BEGIN PROVIDED RECORDS

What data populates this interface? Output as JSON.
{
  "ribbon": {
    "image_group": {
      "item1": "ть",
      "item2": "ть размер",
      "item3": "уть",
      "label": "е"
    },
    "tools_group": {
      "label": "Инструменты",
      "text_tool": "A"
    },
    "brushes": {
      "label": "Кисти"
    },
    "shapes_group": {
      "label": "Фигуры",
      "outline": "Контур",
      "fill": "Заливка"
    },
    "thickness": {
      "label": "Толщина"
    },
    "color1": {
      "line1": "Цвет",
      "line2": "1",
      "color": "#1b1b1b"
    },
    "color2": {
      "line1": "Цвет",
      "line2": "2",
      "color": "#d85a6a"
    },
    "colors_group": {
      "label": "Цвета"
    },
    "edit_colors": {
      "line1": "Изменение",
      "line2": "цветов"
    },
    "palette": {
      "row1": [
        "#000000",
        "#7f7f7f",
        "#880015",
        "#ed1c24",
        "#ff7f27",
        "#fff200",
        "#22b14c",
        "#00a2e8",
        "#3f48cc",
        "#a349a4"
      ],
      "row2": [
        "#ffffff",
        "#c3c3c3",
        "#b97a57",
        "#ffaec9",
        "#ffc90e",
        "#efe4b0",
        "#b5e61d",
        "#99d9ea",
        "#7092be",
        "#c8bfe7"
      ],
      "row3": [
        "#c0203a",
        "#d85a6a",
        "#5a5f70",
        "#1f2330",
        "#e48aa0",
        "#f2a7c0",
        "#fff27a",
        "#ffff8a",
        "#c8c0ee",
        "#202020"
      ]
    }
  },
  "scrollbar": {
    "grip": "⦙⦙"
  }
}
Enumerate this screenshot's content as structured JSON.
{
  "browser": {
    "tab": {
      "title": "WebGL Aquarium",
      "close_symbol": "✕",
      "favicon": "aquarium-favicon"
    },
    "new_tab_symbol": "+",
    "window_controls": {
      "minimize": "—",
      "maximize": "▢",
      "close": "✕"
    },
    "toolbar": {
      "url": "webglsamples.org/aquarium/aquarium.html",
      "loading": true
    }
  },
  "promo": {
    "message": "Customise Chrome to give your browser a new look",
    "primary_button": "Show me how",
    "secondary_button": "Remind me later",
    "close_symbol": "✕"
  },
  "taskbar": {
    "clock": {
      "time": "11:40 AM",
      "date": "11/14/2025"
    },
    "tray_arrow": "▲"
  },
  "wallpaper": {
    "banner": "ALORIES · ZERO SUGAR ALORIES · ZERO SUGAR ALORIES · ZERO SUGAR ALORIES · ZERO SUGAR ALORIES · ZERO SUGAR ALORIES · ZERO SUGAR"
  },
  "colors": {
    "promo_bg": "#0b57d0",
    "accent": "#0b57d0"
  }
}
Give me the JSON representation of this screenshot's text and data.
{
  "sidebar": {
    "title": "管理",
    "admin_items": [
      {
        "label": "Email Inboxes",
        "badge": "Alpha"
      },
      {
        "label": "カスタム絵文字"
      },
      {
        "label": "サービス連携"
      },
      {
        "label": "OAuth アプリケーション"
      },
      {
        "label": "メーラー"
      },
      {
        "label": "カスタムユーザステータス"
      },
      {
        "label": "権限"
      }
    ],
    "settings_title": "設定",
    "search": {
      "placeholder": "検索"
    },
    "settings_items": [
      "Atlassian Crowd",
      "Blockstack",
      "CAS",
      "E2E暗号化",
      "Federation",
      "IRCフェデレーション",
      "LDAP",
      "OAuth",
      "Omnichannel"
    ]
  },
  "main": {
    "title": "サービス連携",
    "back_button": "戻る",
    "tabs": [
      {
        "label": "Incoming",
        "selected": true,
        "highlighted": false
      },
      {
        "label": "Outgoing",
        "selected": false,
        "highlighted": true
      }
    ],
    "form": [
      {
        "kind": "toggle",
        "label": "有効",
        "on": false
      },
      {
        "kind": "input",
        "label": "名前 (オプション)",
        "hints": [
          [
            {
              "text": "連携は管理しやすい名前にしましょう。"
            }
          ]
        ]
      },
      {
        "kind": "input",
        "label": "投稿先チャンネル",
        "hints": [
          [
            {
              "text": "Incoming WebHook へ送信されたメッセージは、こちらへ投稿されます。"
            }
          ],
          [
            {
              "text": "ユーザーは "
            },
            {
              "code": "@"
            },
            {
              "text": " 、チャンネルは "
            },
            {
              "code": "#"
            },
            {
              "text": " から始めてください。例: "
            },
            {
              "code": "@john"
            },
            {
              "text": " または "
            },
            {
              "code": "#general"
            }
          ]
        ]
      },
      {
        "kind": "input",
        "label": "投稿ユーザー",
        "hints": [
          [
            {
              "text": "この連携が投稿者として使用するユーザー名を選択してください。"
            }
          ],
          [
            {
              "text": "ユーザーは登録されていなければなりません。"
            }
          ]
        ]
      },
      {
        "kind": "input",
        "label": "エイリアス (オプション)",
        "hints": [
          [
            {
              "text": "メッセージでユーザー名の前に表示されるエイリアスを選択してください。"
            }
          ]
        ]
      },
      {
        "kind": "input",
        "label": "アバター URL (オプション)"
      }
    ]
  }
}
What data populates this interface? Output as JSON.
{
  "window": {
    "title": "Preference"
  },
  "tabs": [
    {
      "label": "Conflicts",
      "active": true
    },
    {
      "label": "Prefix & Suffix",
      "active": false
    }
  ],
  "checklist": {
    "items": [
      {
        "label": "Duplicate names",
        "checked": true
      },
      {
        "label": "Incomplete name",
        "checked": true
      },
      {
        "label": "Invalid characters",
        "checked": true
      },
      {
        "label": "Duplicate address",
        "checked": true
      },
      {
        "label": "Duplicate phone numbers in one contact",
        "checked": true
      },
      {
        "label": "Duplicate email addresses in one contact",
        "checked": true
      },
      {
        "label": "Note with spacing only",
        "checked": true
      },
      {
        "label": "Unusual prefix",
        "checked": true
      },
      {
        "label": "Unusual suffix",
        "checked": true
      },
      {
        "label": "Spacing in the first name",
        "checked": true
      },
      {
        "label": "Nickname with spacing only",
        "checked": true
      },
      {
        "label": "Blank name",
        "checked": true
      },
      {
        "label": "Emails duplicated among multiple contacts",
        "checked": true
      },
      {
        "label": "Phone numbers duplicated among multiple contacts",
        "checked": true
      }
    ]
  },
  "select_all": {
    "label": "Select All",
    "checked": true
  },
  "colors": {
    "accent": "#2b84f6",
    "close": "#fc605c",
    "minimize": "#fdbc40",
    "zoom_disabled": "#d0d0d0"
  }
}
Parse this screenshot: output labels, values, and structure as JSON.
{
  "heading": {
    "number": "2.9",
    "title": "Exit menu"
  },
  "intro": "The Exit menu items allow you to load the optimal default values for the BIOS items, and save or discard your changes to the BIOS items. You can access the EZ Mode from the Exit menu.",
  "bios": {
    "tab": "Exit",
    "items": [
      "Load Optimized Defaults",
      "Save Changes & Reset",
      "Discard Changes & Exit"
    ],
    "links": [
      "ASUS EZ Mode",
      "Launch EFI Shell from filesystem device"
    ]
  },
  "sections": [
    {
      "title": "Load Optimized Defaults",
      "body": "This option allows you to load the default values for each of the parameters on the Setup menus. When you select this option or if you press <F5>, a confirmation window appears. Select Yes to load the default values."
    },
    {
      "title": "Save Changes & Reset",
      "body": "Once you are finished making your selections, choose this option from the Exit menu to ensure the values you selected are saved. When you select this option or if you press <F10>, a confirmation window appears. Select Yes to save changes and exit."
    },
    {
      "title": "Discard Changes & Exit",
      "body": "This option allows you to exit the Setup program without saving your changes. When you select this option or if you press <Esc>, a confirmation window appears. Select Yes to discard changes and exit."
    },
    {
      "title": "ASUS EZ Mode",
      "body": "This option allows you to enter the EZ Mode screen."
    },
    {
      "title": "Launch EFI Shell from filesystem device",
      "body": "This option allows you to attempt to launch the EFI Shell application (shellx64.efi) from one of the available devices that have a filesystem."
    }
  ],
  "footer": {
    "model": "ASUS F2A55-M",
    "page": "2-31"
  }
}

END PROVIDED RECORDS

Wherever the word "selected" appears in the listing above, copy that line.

OUTPUT OF THE TASK:
        "selected": true,
        "selected": false,
      "body": "Once you are finished making your selections, choose this option from the Exit menu to ensure the values you selected are saved. When you select this option or if you press <F10>, a confirmation window appears. Select Yes to save changes and exit."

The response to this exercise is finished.